Albert Einstein’s Nobel Isn’t For His 'Theory Of Relativity', The Actual Reason Will Enlighten You

"Put your hand on a hot stove for a minute, and it seems like an hour. Sit with a pretty girl for an hour, and it seems like a minute. THAT'S relativity," said Albert Einstein, while he was attempting to describe his iconic, yet still-baffling, Theory of Relativity to feebler minds. While many believe that it was this highly complex theory, which won him the Nobel Prize, Einstein was bestowed with the highest honor in science for an entirely different and much more practical endeavor.

The Nobel Prize was given to Albert Einstein in 1921 for his outstanding contribution to the field of physics. He received it primarily for his explanation of the photoelectric effect. The confusion about the actual topic may be justified due to the fact that Albert Einstein had managed to gain exceptional understanding of physics as well as the universe in a single year. Oddly enough, it took a lot of convincing and more than 16 years for Einstein to get the coveted award.

What earned Albert Einstein a Nobel in physics? By the turn of the 20th century, physicists were well aware that, in some circumstances, exposing certain materials to light could create an electric current. In fact, in the late 19th century, an American named Charles Fritts had even created a working solar cell from selenium.

However, observing that light can create electricity is not the same as understanding why light can create electricity. It was widely understood and accepted that light worked as a wave. But a wave can't create electricity. Simply put, a wave of light just wouldn't have enough energy to cause materials like selenium to shoot off electrons as fast as they did, when exposed to light.

Einstein Explained That Light Wasn't A Wave, But Behaved Like A Particle
Einstein Explained That Light Wasn't A Wave, But Behaved Like A Particle

A young Einstein, at mere 26-years-old, suggested that perhaps light wasn't a wave. He justified that light could very well create electricity, if it behaved like a particle rather than a wave, on some occasions.

"Phenomena like the photoelectric effect are more readily understood if one assumes that the energy of light is discontinuously distributed in space. In accordance with the assumption to be considered here, the energy of a light ray spreading out from a point source is not continuously distributed over an increasing space but consists of a finite number of energy quanta which are localized at points in space, which move without dividing, and which can only be produced and absorbed as complete units."

Although only a brief paragraph in his research paper published in 1905, covered the photoelectric effect, it outlined how a light particle might deliver enough energy, all at once, to knock an electron off an atom and create an electric current. As a natural succession, within a short decade, Robert Millikan had experimentally verified the equation.

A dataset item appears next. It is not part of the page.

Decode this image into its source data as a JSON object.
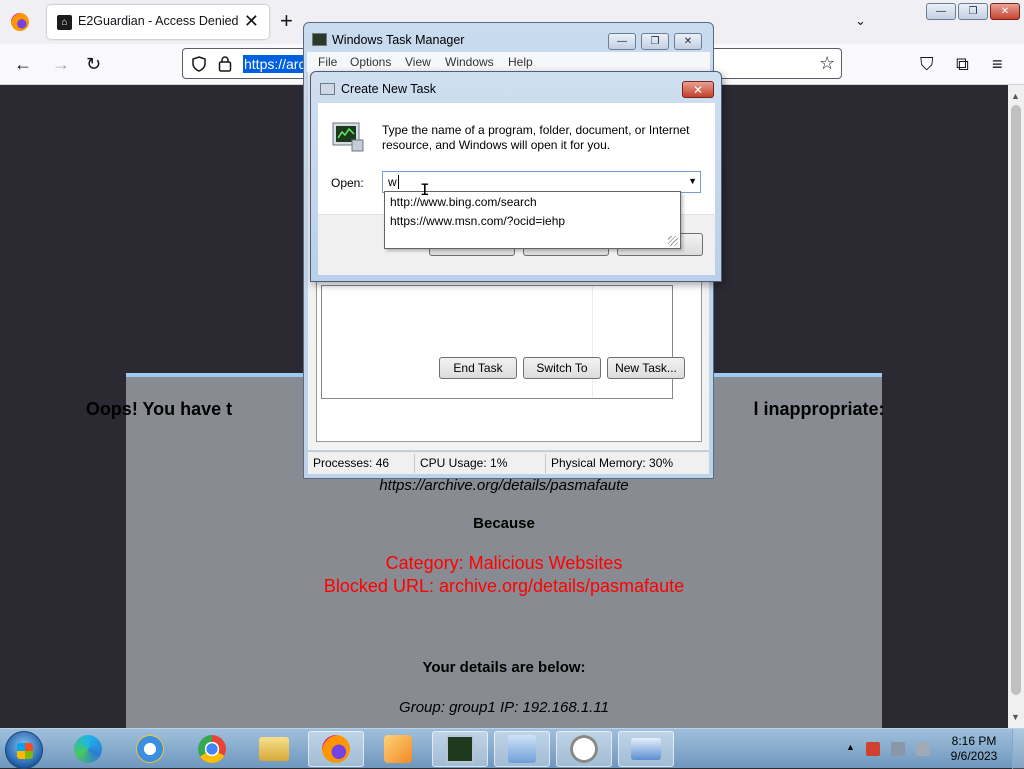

Essentially, the idea that Einstein described in 1905 -- that won the Nobel Prize a decade and half later -- is what makes today's solar panels work.

[Image credit | Rare Historic Photos, Solar Panels]